One also needs to acknowledge that despite the loadshedding being experienced in Guwahati, Assam’s premier city is actually “well off” compared to the rest of the state! The record of rural electrification in much of Northeast is none too bright, with Assam’s performance being the poorest. While on paper it is easy to claim that so many villages have been linked to the power grid, at the end of the day it is whether they get power at all which determines the extent of rural electrification.
An ancillary aspect of the poor electrification of the Northeast is the inaccessibility of a great chunk of area because of factors such as difficult terrain. For instance, grid connectivity is well nigh impossible in steep, mountainous regions of many of the northeastern states or in char areas of a state like Assam.
To counter the handicap, the Centre had come up with the Remote Village Electrification Programme (RVEP) under the ministry of new and renewable energy designed to provide off-grid solutions based primarily on solar power and compatible appliances. Select areas of Assam and some of the states in the rest of the country were brought within this scheme to test the viability of providing power through alternative means.
Unfortunately, as shown by an excellent report compiled by the New Delhi-based Centre for Science and Environment (CSE), the results of the RVEP in Assam, which has the highest number of remote villages under the programme, have been somewhat mixed.
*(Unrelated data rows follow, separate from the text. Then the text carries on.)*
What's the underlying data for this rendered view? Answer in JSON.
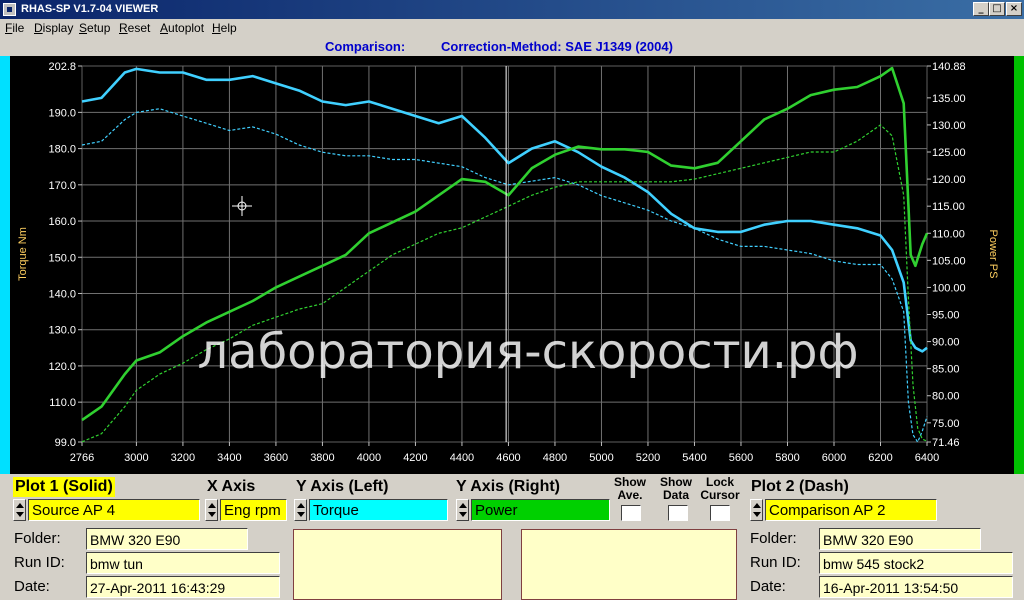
{
  "window": {
    "title": "RHAS-SP V1.7-04  VIEWER",
    "buttons": {
      "minimize": "_",
      "maximize": "□",
      "close": "×"
    }
  },
  "menu": {
    "items": [
      "File",
      "Display",
      "Setup",
      "Reset",
      "Autoplot",
      "Help"
    ]
  },
  "header": {
    "comparison_label": "Comparison:",
    "method_label": "Correction-Method: SAE J1349 (2004)"
  },
  "watermark": "лаборатория-скорости.рф",
  "colors": {
    "torque": "#40d0ff",
    "power": "#30d030",
    "grid": "#808080",
    "yellow": "#ffff00",
    "cyan": "#00ffff",
    "green": "#00d000"
  },
  "chart_data": {
    "type": "line",
    "ylabel": "Torque Nm",
    "y2label": "Power PS",
    "xlim": [
      2766,
      6400
    ],
    "ylim": [
      99.0,
      202.8
    ],
    "y2lim": [
      71.46,
      140.88
    ],
    "x_ticks": [
      "2766",
      "3000",
      "3200",
      "3400",
      "3600",
      "3800",
      "4000",
      "4200",
      "4400",
      "4600",
      "4800",
      "5000",
      "5200",
      "5400",
      "5600",
      "5800",
      "6000",
      "6200",
      "6400"
    ],
    "y_ticks": [
      "202.8",
      "190.0",
      "180.0",
      "170.0",
      "160.0",
      "150.0",
      "140.0",
      "130.0",
      "120.0",
      "110.0",
      "99.0"
    ],
    "y2_ticks": [
      "140.88",
      "135.00",
      "130.00",
      "125.00",
      "120.00",
      "115.00",
      "110.00",
      "105.00",
      "100.00",
      "95.00",
      "90.00",
      "85.00",
      "80.00",
      "75.00",
      "71.46"
    ],
    "cursor_x": 4590,
    "series": [
      {
        "axis": "left",
        "style": "solid",
        "color": "#40d0ff",
        "x": [
          2766,
          2850,
          2950,
          3000,
          3100,
          3200,
          3300,
          3400,
          3500,
          3600,
          3700,
          3800,
          3900,
          4000,
          4100,
          4200,
          4300,
          4400,
          4500,
          4600,
          4700,
          4800,
          4900,
          5000,
          5100,
          5200,
          5300,
          5400,
          5500,
          5600,
          5700,
          5800,
          5900,
          6000,
          6100,
          6200,
          6250,
          6300,
          6330,
          6350,
          6380,
          6400
        ],
        "y": [
          193,
          194,
          201,
          202,
          201,
          201,
          199,
          199,
          200,
          198,
          196,
          193,
          192,
          193,
          191,
          189,
          187,
          189,
          183,
          176,
          180,
          182,
          179,
          175,
          172,
          168,
          162,
          158,
          157,
          157,
          159,
          160,
          160,
          159,
          158,
          156,
          152,
          143,
          127,
          125,
          124,
          125
        ]
      },
      {
        "axis": "left",
        "style": "dash",
        "color": "#40d0ff",
        "x": [
          2766,
          2850,
          2950,
          3000,
          3100,
          3200,
          3300,
          3400,
          3500,
          3600,
          3700,
          3800,
          3900,
          4000,
          4100,
          4200,
          4300,
          4400,
          4500,
          4600,
          4700,
          4800,
          4900,
          5000,
          5100,
          5200,
          5300,
          5400,
          5500,
          5600,
          5700,
          5800,
          5900,
          6000,
          6100,
          6200,
          6250,
          6300,
          6320,
          6340,
          6360,
          6380,
          6400
        ],
        "y": [
          181,
          182,
          188,
          190,
          191,
          189,
          187,
          185,
          186,
          184,
          181,
          179,
          178,
          178,
          177,
          177,
          176,
          175,
          172,
          170,
          171,
          172,
          170,
          167,
          165,
          163,
          160,
          158,
          155,
          153,
          153,
          152,
          151,
          149,
          148,
          148,
          144,
          135,
          110,
          101,
          99,
          102,
          106
        ]
      },
      {
        "axis": "right",
        "style": "solid",
        "color": "#30d030",
        "x": [
          2766,
          2850,
          2950,
          3000,
          3100,
          3200,
          3300,
          3400,
          3500,
          3600,
          3700,
          3800,
          3900,
          4000,
          4100,
          4200,
          4300,
          4400,
          4500,
          4600,
          4700,
          4800,
          4900,
          5000,
          5100,
          5200,
          5300,
          5400,
          5500,
          5600,
          5700,
          5800,
          5900,
          6000,
          6100,
          6200,
          6250,
          6300,
          6330,
          6350,
          6380,
          6400
        ],
        "y": [
          75.5,
          78,
          84,
          86.5,
          88,
          91,
          93.5,
          95.5,
          97.5,
          100,
          102,
          104,
          106,
          110,
          112,
          114,
          117,
          120,
          119.5,
          117,
          122,
          124.5,
          126,
          125.5,
          125.5,
          125,
          122.5,
          122,
          123,
          127,
          131,
          133,
          135.5,
          136.5,
          137,
          139,
          140.5,
          134,
          106,
          104,
          108,
          110
        ]
      },
      {
        "axis": "right",
        "style": "dash",
        "color": "#30d030",
        "x": [
          2766,
          2850,
          2950,
          3000,
          3100,
          3200,
          3300,
          3400,
          3500,
          3600,
          3700,
          3800,
          3900,
          4000,
          4100,
          4200,
          4300,
          4400,
          4500,
          4600,
          4700,
          4800,
          4900,
          5000,
          5100,
          5200,
          5300,
          5400,
          5500,
          5600,
          5700,
          5800,
          5900,
          6000,
          6100,
          6200,
          6250,
          6300,
          6320,
          6340,
          6360,
          6380,
          6400
        ],
        "y": [
          71.5,
          73,
          78,
          81,
          84,
          86,
          88.5,
          90.5,
          93,
          94.5,
          96,
          97,
          100,
          103,
          106,
          108,
          110,
          111,
          113,
          115,
          117,
          118.5,
          119.5,
          119.5,
          119.5,
          119.5,
          119.5,
          120,
          121,
          122,
          123,
          124,
          125,
          125,
          127,
          130,
          128,
          117,
          98,
          82,
          74,
          72,
          71.6
        ]
      }
    ]
  },
  "controls": {
    "plot1_title": "Plot 1 (Solid)",
    "xaxis_title": "X Axis",
    "yleft_title": "Y Axis (Left)",
    "yright_title": "Y Axis (Right)",
    "show_ave": "Show\nAve.",
    "show_data": "Show\nData",
    "lock_cursor": "Lock\nCursor",
    "plot2_title": "Plot 2 (Dash)",
    "source_value": "Source AP 4",
    "xaxis_value": "Eng rpm",
    "yleft_value": "Torque",
    "yright_value": "Power",
    "plot2_value": "Comparison AP 2"
  },
  "info1": {
    "folder_label": "Folder:",
    "folder_value": "BMW 320 E90",
    "runid_label": "Run ID:",
    "runid_value": "bmw tun",
    "date_label": "Date:",
    "date_value": "27-Apr-2011  16:43:29"
  },
  "info2": {
    "folder_label": "Folder:",
    "folder_value": "BMW 320 E90",
    "runid_label": "Run ID:",
    "runid_value": "bmw 545 stock2",
    "date_label": "Date:",
    "date_value": "16-Apr-2011  13:54:50"
  }
}
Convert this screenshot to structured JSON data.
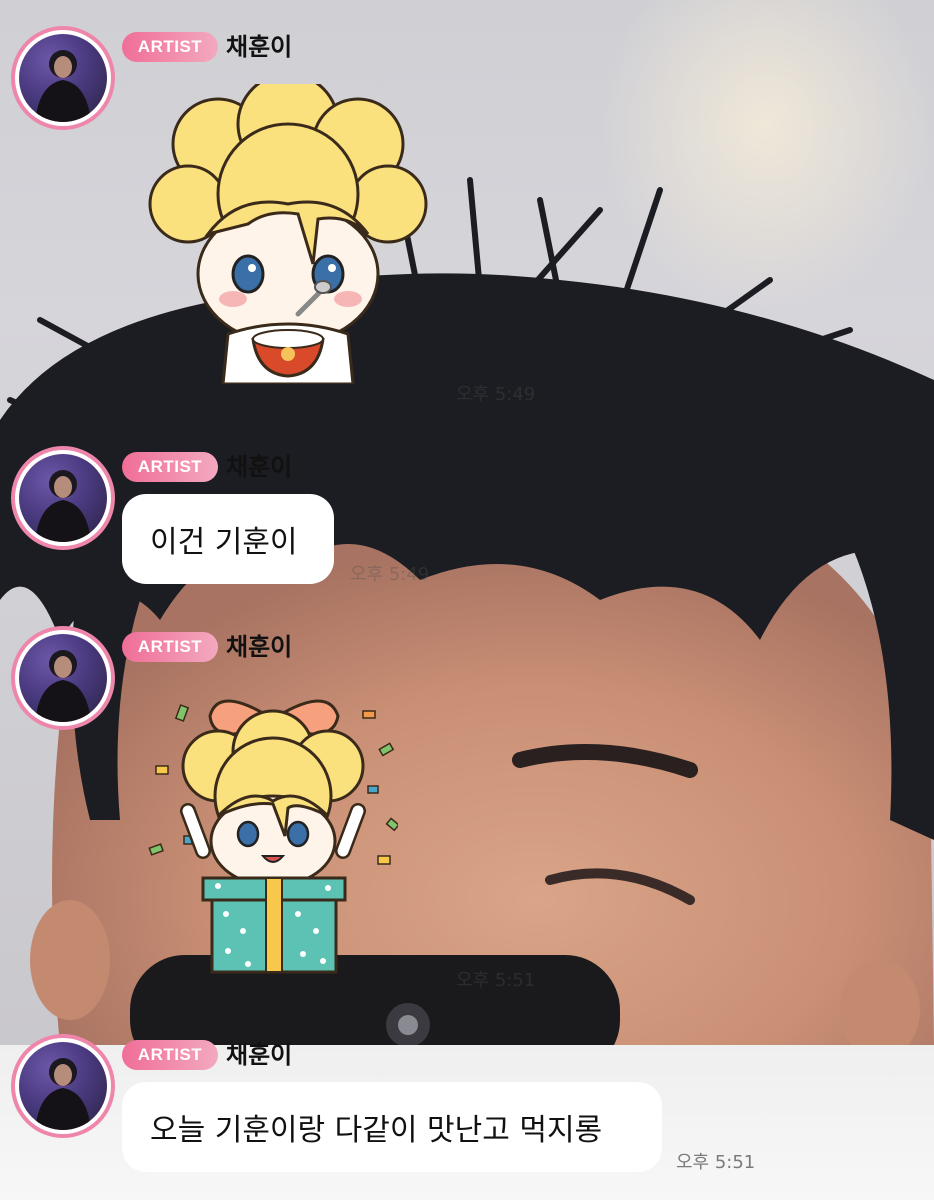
{
  "chat": {
    "messages": [
      {
        "badge": "ARTIST",
        "sender": "채훈이",
        "type": "sticker",
        "sticker": "eating-rice-sticker",
        "time": "오후 5:49"
      },
      {
        "badge": "ARTIST",
        "sender": "채훈이",
        "type": "text",
        "text": "이건 기훈이",
        "time": "오후 5:49"
      },
      {
        "badge": "ARTIST",
        "sender": "채훈이",
        "type": "sticker",
        "sticker": "gift-box-sticker",
        "time": "오후 5:51"
      },
      {
        "badge": "ARTIST",
        "sender": "채훈이",
        "type": "text",
        "text": "오늘 기훈이랑 다같이 맛난고 먹지롱",
        "time": "오후 5:51"
      }
    ]
  },
  "colors": {
    "badge_start": "#f06e97",
    "badge_end": "#f3a9bf",
    "avatar_ring": "#ee86ab",
    "bubble": "#ffffff"
  }
}
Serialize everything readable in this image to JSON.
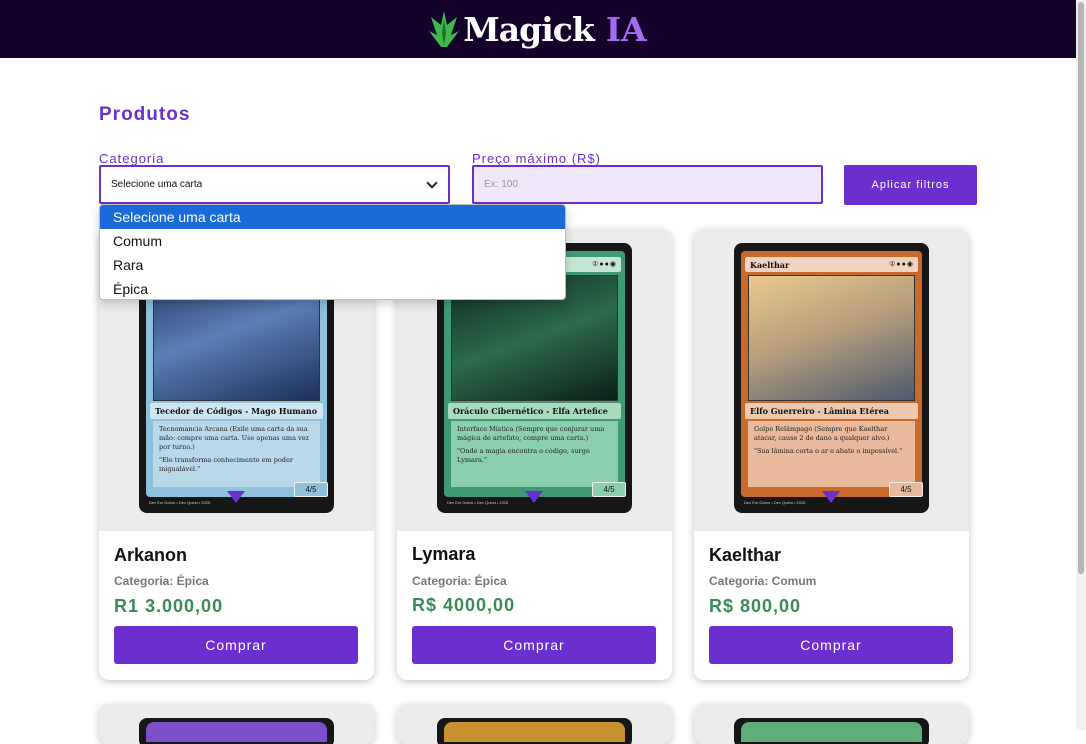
{
  "header": {
    "logo_main": "Magick",
    "logo_accent": "IA",
    "logo_icon": "leaf-crown-icon"
  },
  "page": {
    "title": "Produtos"
  },
  "filters": {
    "category_label": "Categoria",
    "category_value": "Selecione uma carta",
    "price_label": "Preço máximo (R$)",
    "price_placeholder": "Ex: 100",
    "apply_label": "Aplicar filtros",
    "options": [
      "Selecione uma carta",
      "Comum",
      "Rara",
      "Épica"
    ]
  },
  "colors": {
    "accent": "#6b2fd0",
    "header_bg": "#14022b",
    "price": "#3a8a5a",
    "selected_option": "#1a6ad8"
  },
  "products": [
    {
      "name": "Arkanon",
      "category": "Categoria: Épica",
      "price": "R1 3.000,00",
      "buy_label": "Comprar",
      "card_title": "",
      "card_type": "Tecedor de Códigos - Mago Humano",
      "card_rules": "Tecnomancia Arcana (Exile uma carta da sua mão: compre uma carta. Use apenas uma vez por turno.)",
      "card_flavor": "\"Ele transforma conhecimento em poder inigualável.\"",
      "card_pt": "4/5",
      "card_footer": "Dev Em Dobro • Dev Quest • 2025",
      "frame_color": "#8ec2dc"
    },
    {
      "name": "Lymara",
      "category": "Categoria: Épica",
      "price": "R$ 4000,00",
      "buy_label": "Comprar",
      "card_title": "",
      "card_type": "Oráculo Cibernético - Elfa Artefice",
      "card_rules": "Interface Mística (Sempre que conjurar uma mágica de artefato, compre uma carta.)",
      "card_flavor": "\"Onde a magia encontra o código, surge Lymara.\"",
      "card_pt": "4/5",
      "card_footer": "Dev Em Dobro • Dev Quest • 2025",
      "frame_color": "#8ccfae"
    },
    {
      "name": "Kaelthar",
      "category": "Categoria: Comum",
      "price": "R$ 800,00",
      "buy_label": "Comprar",
      "card_title": "Kaelthar",
      "card_type": "Elfo Guerreiro - Lâmina Etérea",
      "card_rules": "Golpe Relâmpago (Sempre que Kaelthar atacar, cause 2 de dano a qualquer alvo.)",
      "card_flavor": "\"Sua lâmina corta o ar e abate o impossível.\"",
      "card_pt": "4/5",
      "card_footer": "Dev Em Dobro • Dev Quest • 2025",
      "frame_color": "#e8b99b"
    }
  ],
  "next_row_colors": [
    "#7a4fc9",
    "#c8902e",
    "#5fae77"
  ]
}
Under the scheme, households are provided solar home-lighting systems (SHS) — a unit comprising CFLs, solar panel, a battery and a charge regulator — at a subsidised rate. The three implementing agencies in Assam are Assam Energy Development Agency, Assam State Electricity Board (ASEB) and the state forest department.
The CSE report acknowledges that the people of villages covered by the programme in Assam were happy to receive SHS as it eliminated their dependency on kerosene. Especially in flood-prone areas such as the chars, villagers can carry lighting systems when they shift houses due to inundation. But the report also highlights certain unpalatable truths. Like many other government-sponsored projects, there is no follow-up after the implementation of the RVEP, and the owners find it difficult to maintain their SHS because of non-availability of after-sales service.
But, according to the CSE report, the biggest problem that has affected the implementation of RVEP in the state is corruption, which can hardly evoke surprise, considering that Assam has been declared the most corrupt state in India. Apparently, in connivance with government agencies, people fudge documents to procure extra subsidised SHSs and then re-sell them at a higher price. But the most startling revelation in the CSE report is that some of the SHS units find their way to Bangladesh via the Brahmaputra to be sold at a premium in that country!
The Assam experiment should be an eye-opener if the RVEP is sought to be implemented in other states of the Northeast, for similar results are expected. It is a classic case of the people themselves conniving with government officials and agencies to frustrate the success of schemes meant to improve their quality of life!
Thus the stark reality is that currently there are neither on-grid nor off-grid solutions to the power crisis in this region, something that would impinge on normal life more starkly with the passage of time. So far the responses of state governments have been to make empty promises and offer vacuous excuses to hide the seriousness of the crisis. The latest assertion is that the power situation in Assam will now improve with completion by the Power Grid Corporation of India of the 400kV power transmission line from Silchar to Byrnihat, while completion of other ongoing transmission lines will improve the situation in other regions of the Northeast. However, the proof of the pudding is always in the eating, and the public will take such measures to light up the Northeast with the proverbial pinch of salt till they prove otherwise.